Welfare in the News: Only YOU can (help) Prevent Equine Abuse

In my work, I focus on the transactional aspect of equine law, such as boarding, sale, and shipping contracts/ agreements, labor and immigration law of equine competitors or grooms, land zoning and use for agriculture, and other aspects involved with the financial, business, and liability prevention of the horse world, or civil litigation for when contracts fail (or were never written).

Basically, I participate in almost every area involving horses!
However, I don't pursue suits based on equine welfare.  The reason is two-fold: 1) the prosecution of people who violate equine welfare is criminal law (and I am in civil) and 2) there are a number of animal rights groups, welfare watch groups, pro bono and non-profit organizations, etc. that do rescue abused horses and prosecute violators of welfare laws.

Photo Source: an intriguing new to me photographer, Michael Friberg


However, it should go without saying that even though I don't practice in welfare, I still care deeply for the well-being of horses. 

Los Angeles, CA is a city of extreme wealth (hello Hollywood), but also of extreme deprivation (contributing to the outrageous gang life).  Nevertheless, I am still shocked to disbelief at the horrible suffering of horses in the city.  Click here to read an article on a particular equine abuse case in LA (caution: graphic photo).

That article, and various other recent welfare news stories and blog topics have prompted me to point out some of my opinions on equine welfare issues.

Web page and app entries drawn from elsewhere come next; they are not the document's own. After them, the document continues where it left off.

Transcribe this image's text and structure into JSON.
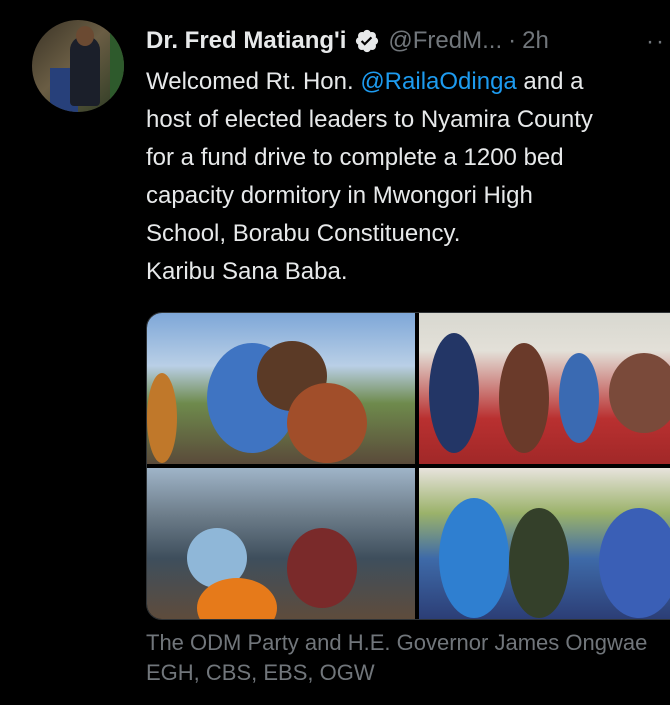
{
  "tweet": {
    "author_name": "Dr. Fred Matiang'i",
    "handle": "@FredM...",
    "separator": "·",
    "time": "2h",
    "more": "··",
    "text_lines": [
      {
        "before": "Welcomed Rt. Hon. ",
        "mention": "@RailaOdinga",
        "after": " and a"
      },
      {
        "before": "host of elected leaders to Nyamira County",
        "mention": "",
        "after": ""
      },
      {
        "before": "for a fund drive to complete a 1200 bed",
        "mention": "",
        "after": ""
      },
      {
        "before": "capacity dormitory in Mwongori High",
        "mention": "",
        "after": ""
      },
      {
        "before": "School, Borabu Constituency.",
        "mention": "",
        "after": ""
      },
      {
        "before": "Karibu Sana Baba.",
        "mention": "",
        "after": ""
      }
    ],
    "media_caption_lines": [
      "The ODM Party and H.E. Governor James Ongwae",
      "EGH, CBS, EBS, OGW"
    ],
    "icons": {
      "avatar": "profile-photo",
      "verified": "verified-badge-icon",
      "more": "more-options-icon"
    },
    "colors": {
      "background": "#000000",
      "text": "#e7e9ea",
      "muted": "#71767b",
      "link": "#1d9bf0"
    }
  }
}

Number One: I believe equine welfare is the responsibility of every horse owner.  If you have a pampered $100K horse in a show barn, you aren't relieved from being aware of welfare issues, and you should not turn a blind eye to the overpopulation problem in the U.S.  If you see abuse, report it.  If you think a horse isn't going to the right home, prevent it. (And don't forget abuse comes in many forms: while malnourishment is frequently in the news, it is also abuse to subject horses to cruel and unlawful training techniques.)

Number Two: I commend inventive and progressive rescue and rehabilitative programs.  I really love the programs where prison inmates are asked to care for and rehabilitate a horse; I think that is such a win-win situation.  Read this recent article on a newly opened equine program at a women's facility, here.

Number Three: I believe it is necessary to have laws on the state books that punish animal abusers, and also laws that provide for enforcement of those laws.  (See here for Nevada's recently passed "Cooney Law" that elevates animal abuse from a misdemeanor to a felony.  Scroll down until you see a picture of "Cooney" the dog.)

Number Four: be open minded.  Some people think rounding up wild mustangs is in the mustangs' best interest, and some think wild mustangs shouldn't ever be touched.  Some think that allowing horses to pull carriages is abuse, and others think that without a job, you are signing a horse's death warrant.  Celebrate the common ground: you both have horses' best interests at heart.  I am always so disappointed to see the dissension, rancor, and aggressiveness between horse people who really all just love and want the best for horses.  Find ways to share your points of view and move forward towards a solution, rather than get stuck debating the problem.

As I always say when it comes to anything with horses: prevention is key.  I'd rather prevent a horse from being abused than rescuing and rehabilitating it later.
 Sometimes horse abuse is not intentional, it just arises from a lack of knowledge and education. 
Everyone needs to know what training techniques are safe and acceptable, and which are not.  
Everyone needs to know where to take a horse, or the resources available, when one can no longer can afford clean and sufficient roughage and nutrition.

What do you think of my points of view in Numbers 1-4?
Do you think creating criminal laws is the best prevention, or through education and resources? (And if you think education and resources, do you think the government or non-profits/ individuals could serve that need?)